Requiring such agreements from paid as well as volunteer staff in the interest of protecting against deliberate or inadvertent disclosure to anyone outside the campaign is nonsense.
Those who show up every day to toil in behalf of their candidate are not privy to confidential material and, even if one stumbled across it inadvertently, wouldn’t be able to place it in any sort of intelligible context.
Volunteers, in particular, assume responsibilities ranging from answering telephones to stuffing envelopes to printing copies. A few are more intimately involved, but it is rare for someone in a non-paid capacity to take on duties involving confidential matters.
By their very nature, election campaigns are intense undertakings, bringing together people largely unfamiliar with one another and subjecting them to a pressure-filled environment for five months. Many are strong personalities with equally strong wills because the nature of the undertaking demands those qualities.
Tempers fray, frustrations boil over and arguments grow heated. Door-slamming is as common as expletive-filled rants, accompanied by physical assaults on inanimate objects — chairs, telephones, books, pens, pencils and virtually anything else within reach.
To those who’ve never been exposed to it, the experience can be frightening.
The intensity grows in direct proportion to the stakes involved. A gubernatorial campaign, for instance, is a combination of sleep-deprivation, boring travel, lousy diet and the constant knowledge that a mistake — an off-hand comment, a physical confrontation, flawed research or a missed opportunity to damage the opposition — can be devastating.
Unsolicited advice from outsiders pours in from people eager to point out flaws and shortcomings in the campaign.
Former NFL football coach Bill Parcells, asked about the rigors of his job, replied: “Every Sunday, there’s 80,000 people sitting up there who can do it better than you can.” Campaigns are not much different.
The days are long and often the nights are even longer, punctuated by occasionally sticking around for last call at a bar whose name is forgotten when the sun comes up.
All things considered, profane outbursts can be understood and even forgiven in such an atmosphere. Harassment, belittling and berating co-workers, though, cannot. Comments or suggestions of after work personal liaisons are the strictest of taboos.
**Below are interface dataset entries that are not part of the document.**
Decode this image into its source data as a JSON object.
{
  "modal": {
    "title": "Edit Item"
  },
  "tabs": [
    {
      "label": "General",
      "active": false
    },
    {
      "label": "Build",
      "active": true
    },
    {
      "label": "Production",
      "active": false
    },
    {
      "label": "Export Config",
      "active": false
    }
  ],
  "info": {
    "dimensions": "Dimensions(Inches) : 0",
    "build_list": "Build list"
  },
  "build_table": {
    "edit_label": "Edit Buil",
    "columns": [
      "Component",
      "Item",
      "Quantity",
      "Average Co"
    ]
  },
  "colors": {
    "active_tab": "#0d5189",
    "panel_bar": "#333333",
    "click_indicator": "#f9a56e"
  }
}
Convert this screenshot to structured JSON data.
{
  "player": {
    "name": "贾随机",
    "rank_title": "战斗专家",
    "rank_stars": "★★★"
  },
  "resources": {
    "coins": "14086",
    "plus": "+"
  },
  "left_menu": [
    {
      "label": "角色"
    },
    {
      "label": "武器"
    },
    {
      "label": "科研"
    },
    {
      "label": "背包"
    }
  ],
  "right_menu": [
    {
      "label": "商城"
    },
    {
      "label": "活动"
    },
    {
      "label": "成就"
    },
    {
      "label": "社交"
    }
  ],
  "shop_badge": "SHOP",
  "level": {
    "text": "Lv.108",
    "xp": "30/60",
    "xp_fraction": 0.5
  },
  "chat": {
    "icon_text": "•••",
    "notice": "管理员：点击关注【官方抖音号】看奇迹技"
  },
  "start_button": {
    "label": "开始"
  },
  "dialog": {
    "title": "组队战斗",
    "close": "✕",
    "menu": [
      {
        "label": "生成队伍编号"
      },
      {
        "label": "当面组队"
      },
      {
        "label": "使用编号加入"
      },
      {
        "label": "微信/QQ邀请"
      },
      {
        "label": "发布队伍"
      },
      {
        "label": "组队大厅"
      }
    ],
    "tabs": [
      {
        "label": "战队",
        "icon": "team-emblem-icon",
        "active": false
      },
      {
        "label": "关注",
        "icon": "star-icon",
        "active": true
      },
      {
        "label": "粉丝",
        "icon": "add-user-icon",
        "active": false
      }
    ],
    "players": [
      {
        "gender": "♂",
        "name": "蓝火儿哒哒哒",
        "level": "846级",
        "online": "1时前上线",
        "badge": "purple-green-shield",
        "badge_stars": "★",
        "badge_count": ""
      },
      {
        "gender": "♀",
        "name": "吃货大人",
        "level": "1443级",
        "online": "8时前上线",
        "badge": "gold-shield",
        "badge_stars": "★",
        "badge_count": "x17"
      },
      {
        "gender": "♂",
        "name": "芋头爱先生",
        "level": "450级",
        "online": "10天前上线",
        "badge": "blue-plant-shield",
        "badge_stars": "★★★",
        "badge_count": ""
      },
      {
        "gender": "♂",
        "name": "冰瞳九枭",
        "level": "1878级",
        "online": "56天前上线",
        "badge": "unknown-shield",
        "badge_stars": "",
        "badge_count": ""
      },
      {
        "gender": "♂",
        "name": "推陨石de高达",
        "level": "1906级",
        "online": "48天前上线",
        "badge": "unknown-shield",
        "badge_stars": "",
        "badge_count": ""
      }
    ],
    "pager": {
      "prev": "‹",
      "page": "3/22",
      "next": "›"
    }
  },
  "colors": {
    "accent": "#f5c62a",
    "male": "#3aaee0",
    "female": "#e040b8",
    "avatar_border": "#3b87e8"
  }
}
No matter the provocation, dumping anger and frustrations on subordinates or those who give of their time and energy to help a cause in which they believe is a sure sign of amateurish or insecure behavior. Professionals control their emotions, hold their tempers in check and focus on the task at hand. It is, quite simply, what they are supposed to do.
Leadership at the top is crucial if a campaign — despite the pressures, stresses and strains — is to succeed and all involved can share in the euphoria of victory.
In my career, I’ve been on the winning side and the losing side and when the election night party ends, there are hugs and apologies in equal measure.
The Murphy Administration has not dealt effectively with the non-disclosure issue, insisting that preserving campaign secrets takes precedence over public revelations of untoward conduct.
Maintaining a gag order — fairly or legitimately — nearly always produces accusations of hiding embarrassing incidents while delivering a message to women in particular they will not be permitted to come forward with tales of being ill-treated.
“What happens in Vegas, stays in Vegas” may be a snappy tourism slogan, but “What happens in the campaign, stays in the campaign” is an affront.
Whether Brennan succeeds in her effort to lift the non-disclosure agreements or whether the Administration undergoes a change of heart and drops its opposition remains an open question.
It is, though, one more example of inexperienced individuals thrust into political territory new to them could be forced to act under public or legislative pressure.
It is not a good look for a governor who is fond of boasting about transparency and open book governing.
Carl Golden is a senior contributing analyst with the William J. Hughes Center for Public Policy at Stockton University.